== Component data from apps and pages ==
*** Begin section ***

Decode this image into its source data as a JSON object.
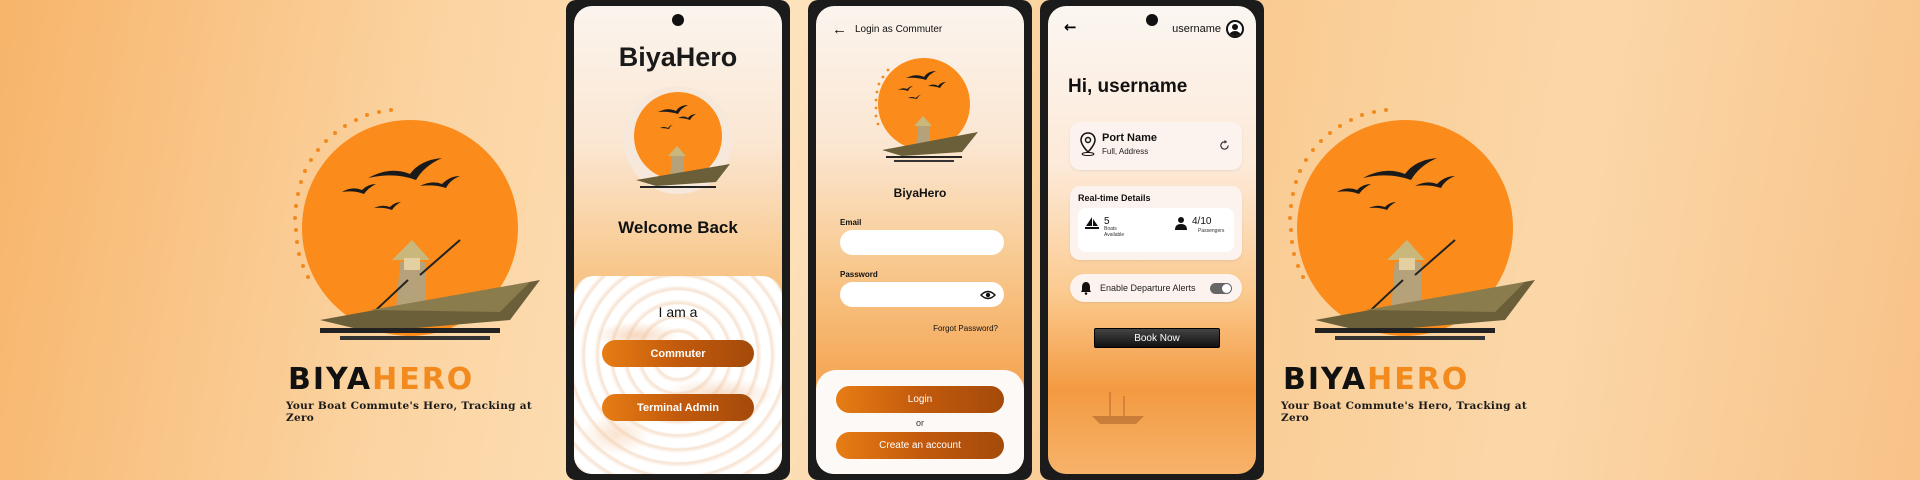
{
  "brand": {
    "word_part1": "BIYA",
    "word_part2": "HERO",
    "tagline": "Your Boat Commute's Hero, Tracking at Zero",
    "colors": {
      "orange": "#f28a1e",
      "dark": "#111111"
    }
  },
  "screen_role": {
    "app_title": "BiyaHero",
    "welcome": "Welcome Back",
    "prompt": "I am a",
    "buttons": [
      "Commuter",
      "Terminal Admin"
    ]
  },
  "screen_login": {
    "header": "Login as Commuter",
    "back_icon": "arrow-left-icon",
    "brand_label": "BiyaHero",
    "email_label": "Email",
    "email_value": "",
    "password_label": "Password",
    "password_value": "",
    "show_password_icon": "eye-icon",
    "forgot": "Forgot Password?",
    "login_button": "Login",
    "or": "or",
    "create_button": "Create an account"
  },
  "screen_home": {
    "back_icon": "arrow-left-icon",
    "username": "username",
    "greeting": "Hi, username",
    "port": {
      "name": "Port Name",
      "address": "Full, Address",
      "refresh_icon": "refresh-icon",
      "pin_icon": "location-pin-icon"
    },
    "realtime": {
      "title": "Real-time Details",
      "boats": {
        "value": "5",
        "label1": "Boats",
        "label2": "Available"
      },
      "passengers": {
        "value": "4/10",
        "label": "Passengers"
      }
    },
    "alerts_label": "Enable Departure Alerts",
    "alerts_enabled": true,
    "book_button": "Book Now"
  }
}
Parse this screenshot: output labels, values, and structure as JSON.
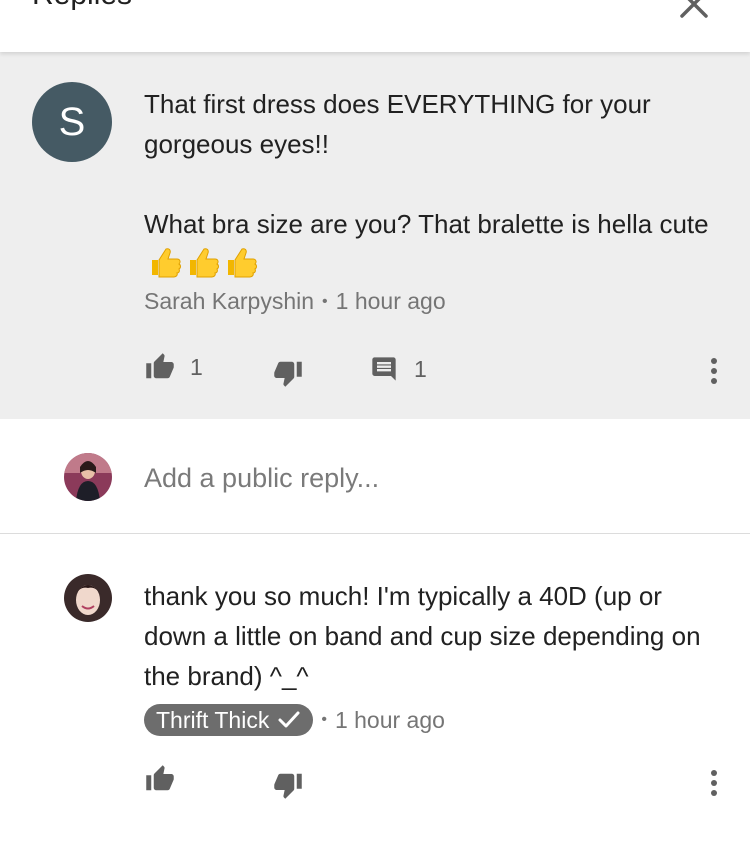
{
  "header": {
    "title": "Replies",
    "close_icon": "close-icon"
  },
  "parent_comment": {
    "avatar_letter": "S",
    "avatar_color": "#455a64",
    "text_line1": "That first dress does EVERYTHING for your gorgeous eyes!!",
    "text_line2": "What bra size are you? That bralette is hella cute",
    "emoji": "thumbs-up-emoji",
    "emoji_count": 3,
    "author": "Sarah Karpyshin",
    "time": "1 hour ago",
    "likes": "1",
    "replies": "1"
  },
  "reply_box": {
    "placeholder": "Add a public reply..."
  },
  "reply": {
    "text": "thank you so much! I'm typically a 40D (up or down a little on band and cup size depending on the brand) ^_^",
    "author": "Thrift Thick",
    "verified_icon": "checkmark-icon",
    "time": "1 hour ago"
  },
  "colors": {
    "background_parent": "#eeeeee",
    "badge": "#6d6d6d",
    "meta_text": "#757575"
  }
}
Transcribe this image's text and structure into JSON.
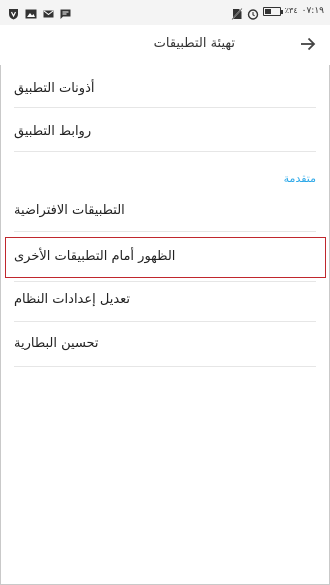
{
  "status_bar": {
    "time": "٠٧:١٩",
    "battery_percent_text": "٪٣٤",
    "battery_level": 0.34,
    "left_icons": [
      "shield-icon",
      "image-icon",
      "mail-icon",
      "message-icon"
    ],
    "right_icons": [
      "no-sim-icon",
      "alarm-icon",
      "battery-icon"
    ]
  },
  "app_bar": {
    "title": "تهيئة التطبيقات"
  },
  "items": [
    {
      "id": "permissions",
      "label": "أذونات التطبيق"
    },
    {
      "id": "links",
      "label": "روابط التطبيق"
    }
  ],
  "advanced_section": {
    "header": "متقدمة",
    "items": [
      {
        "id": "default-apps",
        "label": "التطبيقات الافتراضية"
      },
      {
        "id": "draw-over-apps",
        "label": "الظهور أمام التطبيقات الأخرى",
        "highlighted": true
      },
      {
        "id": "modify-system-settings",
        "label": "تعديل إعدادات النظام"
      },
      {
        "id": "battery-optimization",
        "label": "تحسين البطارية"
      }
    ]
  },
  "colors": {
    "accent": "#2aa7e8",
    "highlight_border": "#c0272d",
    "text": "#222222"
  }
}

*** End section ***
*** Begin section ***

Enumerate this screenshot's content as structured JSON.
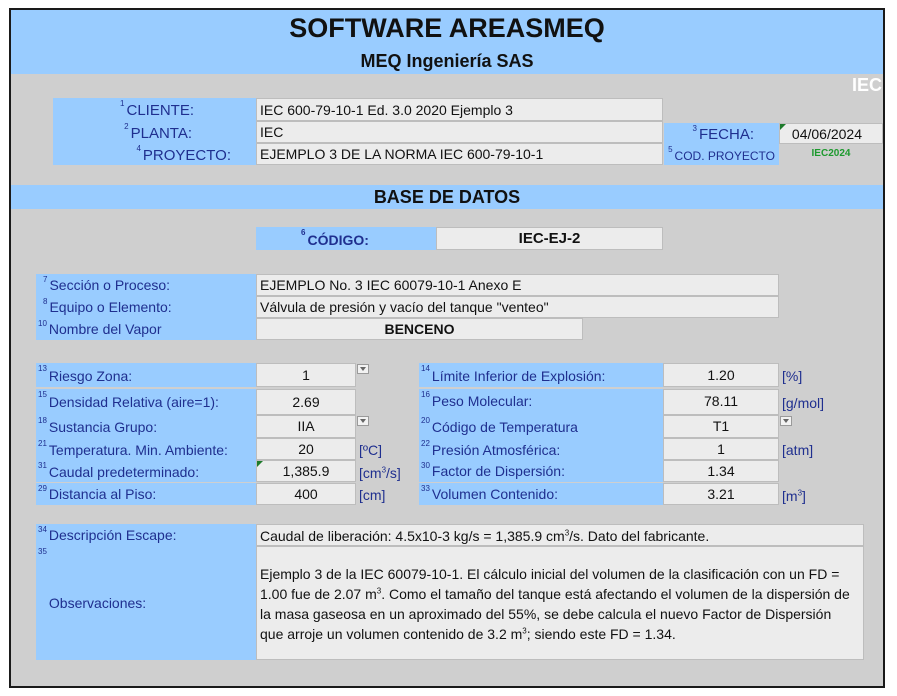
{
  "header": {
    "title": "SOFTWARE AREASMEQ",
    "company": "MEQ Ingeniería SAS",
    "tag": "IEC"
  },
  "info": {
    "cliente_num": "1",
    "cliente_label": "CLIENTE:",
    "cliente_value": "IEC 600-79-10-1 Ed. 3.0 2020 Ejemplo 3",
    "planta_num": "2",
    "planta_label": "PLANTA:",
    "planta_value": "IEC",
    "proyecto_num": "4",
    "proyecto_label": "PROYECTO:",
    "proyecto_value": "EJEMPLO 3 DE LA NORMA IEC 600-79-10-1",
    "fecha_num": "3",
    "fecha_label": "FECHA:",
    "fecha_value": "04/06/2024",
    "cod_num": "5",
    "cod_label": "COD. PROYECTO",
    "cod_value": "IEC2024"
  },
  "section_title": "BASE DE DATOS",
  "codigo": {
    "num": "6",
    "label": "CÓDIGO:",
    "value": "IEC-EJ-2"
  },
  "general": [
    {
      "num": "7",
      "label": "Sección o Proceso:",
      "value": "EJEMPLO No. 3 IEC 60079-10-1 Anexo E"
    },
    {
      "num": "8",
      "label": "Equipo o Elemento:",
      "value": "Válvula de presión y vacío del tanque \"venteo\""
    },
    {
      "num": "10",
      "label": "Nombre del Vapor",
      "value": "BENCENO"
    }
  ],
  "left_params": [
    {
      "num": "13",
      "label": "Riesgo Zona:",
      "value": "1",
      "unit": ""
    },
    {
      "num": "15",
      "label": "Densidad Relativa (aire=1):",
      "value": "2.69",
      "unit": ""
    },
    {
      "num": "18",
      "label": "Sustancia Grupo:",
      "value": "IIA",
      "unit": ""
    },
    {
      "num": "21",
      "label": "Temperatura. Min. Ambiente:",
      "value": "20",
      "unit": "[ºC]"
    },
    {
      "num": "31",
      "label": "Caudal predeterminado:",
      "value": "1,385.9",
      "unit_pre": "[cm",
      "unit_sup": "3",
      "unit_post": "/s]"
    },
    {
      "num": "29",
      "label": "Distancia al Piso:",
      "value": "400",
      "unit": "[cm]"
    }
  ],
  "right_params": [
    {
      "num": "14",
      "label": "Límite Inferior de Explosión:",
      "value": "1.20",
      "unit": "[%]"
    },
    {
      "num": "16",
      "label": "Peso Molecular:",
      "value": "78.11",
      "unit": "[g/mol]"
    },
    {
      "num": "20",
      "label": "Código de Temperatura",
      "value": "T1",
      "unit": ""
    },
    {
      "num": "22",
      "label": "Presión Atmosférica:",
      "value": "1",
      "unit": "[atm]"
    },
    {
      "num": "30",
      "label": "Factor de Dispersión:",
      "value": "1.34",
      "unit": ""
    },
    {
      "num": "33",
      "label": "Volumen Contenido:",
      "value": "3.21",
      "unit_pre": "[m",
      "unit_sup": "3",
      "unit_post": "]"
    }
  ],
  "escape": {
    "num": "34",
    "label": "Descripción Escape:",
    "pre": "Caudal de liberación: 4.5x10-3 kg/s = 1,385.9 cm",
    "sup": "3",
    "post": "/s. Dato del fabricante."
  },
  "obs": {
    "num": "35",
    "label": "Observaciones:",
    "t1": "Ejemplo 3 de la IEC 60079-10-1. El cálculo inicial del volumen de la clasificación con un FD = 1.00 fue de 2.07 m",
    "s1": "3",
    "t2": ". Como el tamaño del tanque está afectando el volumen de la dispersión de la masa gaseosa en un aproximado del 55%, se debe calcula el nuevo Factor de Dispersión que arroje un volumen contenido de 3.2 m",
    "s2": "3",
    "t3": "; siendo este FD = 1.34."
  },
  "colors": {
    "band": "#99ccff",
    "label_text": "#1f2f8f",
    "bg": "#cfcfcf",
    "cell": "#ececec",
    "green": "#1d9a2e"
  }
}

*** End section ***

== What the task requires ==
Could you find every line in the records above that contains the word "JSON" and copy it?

== Written solution ==
Decode this image into its source data as a JSON object.
Parse this screenshot: output labels, values, and structure as JSON.
Transcribe this image's text and structure into JSON.
Enumerate this screenshot's content as structured JSON.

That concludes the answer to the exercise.